─── Information given ───

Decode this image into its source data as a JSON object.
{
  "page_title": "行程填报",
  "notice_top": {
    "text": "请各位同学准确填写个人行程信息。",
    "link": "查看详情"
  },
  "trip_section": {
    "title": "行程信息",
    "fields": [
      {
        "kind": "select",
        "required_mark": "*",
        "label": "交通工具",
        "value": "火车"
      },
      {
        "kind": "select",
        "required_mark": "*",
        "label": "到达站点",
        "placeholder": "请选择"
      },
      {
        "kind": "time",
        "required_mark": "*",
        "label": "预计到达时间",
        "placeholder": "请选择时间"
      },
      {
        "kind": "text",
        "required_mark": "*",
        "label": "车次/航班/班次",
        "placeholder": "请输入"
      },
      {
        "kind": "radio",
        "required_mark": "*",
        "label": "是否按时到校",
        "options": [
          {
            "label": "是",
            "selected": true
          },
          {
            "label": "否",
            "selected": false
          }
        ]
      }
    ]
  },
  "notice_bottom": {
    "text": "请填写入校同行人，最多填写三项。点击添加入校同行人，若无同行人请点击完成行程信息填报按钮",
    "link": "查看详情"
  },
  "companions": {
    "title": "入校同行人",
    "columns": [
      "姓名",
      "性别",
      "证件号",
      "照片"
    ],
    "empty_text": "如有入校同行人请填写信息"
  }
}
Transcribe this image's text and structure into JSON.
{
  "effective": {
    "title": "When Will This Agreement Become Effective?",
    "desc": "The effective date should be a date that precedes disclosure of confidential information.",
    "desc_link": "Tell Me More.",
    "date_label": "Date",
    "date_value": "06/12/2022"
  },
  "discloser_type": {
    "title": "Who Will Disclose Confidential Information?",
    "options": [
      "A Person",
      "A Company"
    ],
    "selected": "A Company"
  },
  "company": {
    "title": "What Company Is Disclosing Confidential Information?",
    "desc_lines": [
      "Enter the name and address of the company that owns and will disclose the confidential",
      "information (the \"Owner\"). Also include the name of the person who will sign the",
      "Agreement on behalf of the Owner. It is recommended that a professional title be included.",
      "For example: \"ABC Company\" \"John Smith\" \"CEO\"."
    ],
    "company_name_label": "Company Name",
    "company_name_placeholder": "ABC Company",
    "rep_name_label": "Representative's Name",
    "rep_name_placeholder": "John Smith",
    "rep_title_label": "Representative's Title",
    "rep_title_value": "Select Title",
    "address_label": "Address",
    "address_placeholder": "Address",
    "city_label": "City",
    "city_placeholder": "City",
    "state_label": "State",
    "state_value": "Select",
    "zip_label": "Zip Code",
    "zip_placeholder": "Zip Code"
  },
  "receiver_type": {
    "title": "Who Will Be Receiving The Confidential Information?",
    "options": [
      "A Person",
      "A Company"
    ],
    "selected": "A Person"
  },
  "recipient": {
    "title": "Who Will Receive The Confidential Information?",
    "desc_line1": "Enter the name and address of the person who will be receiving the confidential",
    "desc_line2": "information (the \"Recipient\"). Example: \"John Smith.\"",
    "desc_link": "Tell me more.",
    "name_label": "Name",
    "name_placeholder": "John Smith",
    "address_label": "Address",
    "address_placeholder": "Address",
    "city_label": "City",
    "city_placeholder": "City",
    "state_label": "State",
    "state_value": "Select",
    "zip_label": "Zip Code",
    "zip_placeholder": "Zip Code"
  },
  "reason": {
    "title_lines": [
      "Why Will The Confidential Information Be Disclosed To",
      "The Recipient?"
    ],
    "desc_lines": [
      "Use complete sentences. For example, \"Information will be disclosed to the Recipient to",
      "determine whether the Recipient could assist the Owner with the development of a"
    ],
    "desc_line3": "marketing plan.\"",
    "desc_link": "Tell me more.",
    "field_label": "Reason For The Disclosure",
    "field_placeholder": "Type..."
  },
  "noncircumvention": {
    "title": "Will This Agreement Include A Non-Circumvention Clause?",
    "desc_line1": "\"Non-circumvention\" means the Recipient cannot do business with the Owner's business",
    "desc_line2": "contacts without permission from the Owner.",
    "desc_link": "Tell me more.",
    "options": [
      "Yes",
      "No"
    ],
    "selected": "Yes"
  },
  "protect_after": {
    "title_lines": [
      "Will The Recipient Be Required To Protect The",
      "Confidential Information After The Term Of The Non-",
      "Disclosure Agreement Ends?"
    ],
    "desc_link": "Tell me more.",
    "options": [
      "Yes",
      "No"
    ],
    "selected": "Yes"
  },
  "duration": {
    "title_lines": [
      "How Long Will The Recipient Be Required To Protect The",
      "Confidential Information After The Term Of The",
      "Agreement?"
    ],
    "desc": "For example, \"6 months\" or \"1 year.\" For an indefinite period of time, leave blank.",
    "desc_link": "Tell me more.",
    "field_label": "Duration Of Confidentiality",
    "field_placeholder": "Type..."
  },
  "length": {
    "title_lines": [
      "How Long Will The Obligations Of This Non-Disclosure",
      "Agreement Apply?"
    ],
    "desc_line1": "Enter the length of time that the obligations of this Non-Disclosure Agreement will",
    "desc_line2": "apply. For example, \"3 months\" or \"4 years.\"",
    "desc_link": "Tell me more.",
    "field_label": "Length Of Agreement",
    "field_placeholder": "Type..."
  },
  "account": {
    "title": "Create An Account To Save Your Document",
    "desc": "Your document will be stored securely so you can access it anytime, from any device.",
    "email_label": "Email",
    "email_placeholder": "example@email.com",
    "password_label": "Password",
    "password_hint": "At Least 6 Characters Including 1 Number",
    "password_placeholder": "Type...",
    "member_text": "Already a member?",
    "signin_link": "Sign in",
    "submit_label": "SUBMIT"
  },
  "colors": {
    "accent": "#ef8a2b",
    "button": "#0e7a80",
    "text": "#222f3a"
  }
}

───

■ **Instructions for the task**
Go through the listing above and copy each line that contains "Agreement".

■ **Response to the task**
    "title": "When Will This Agreement Become Effective?",
      "Agreement on behalf of the Owner. It is recommended that a professional title be included.",
    "title": "Will This Agreement Include A Non-Circumvention Clause?",
      "Disclosure Agreement Ends?"
      "Agreement?"
      "Agreement Apply?"
    "desc_line1": "Enter the length of time that the obligations of this Non-Disclosure Agreement will",
    "field_label": "Length Of Agreement",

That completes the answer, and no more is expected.